=== Section Start ===

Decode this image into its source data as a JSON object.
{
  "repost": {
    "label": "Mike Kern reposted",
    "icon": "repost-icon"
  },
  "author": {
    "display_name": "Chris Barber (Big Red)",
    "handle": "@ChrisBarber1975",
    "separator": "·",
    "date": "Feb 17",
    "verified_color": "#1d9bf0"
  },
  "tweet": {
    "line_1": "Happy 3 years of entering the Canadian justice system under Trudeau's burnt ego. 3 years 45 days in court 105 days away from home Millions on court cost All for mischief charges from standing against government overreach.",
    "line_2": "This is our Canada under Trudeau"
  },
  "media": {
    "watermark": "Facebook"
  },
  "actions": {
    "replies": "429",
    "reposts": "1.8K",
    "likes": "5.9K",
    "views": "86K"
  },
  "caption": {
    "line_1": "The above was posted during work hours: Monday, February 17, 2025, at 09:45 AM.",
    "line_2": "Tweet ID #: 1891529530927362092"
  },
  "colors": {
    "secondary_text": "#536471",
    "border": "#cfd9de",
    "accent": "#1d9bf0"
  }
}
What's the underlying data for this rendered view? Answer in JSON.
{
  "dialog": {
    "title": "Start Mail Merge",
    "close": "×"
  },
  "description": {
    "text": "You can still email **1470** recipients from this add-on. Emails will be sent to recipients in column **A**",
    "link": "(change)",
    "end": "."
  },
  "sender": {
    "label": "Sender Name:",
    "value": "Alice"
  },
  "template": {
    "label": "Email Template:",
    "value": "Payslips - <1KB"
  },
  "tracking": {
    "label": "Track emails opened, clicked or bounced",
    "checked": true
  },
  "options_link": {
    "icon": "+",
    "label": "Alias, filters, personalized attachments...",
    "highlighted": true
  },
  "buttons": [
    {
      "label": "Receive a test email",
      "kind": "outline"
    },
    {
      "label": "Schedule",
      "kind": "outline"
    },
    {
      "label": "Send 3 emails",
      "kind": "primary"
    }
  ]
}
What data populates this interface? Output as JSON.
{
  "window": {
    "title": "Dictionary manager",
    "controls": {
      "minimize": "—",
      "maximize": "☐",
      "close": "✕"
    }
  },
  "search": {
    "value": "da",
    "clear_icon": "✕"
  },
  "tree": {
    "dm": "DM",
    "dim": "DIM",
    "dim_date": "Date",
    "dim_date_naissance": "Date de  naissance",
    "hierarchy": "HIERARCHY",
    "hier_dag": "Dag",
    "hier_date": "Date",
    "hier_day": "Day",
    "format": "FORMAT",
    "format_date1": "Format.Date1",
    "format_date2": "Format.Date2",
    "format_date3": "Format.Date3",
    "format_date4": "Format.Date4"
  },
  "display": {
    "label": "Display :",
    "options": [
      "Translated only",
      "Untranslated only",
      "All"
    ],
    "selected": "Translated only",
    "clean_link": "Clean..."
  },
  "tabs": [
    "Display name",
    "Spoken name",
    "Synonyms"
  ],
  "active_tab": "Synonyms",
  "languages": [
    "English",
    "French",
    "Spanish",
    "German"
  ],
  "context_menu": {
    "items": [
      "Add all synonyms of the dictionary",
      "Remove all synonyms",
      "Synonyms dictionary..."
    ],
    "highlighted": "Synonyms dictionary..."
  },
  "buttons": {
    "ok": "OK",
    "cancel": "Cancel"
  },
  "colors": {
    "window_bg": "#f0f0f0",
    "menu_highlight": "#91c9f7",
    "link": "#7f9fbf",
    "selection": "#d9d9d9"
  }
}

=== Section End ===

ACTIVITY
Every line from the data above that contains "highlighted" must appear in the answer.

RESPONSE BOX
    "highlighted": true
    "highlighted": "Synonyms dictionary..."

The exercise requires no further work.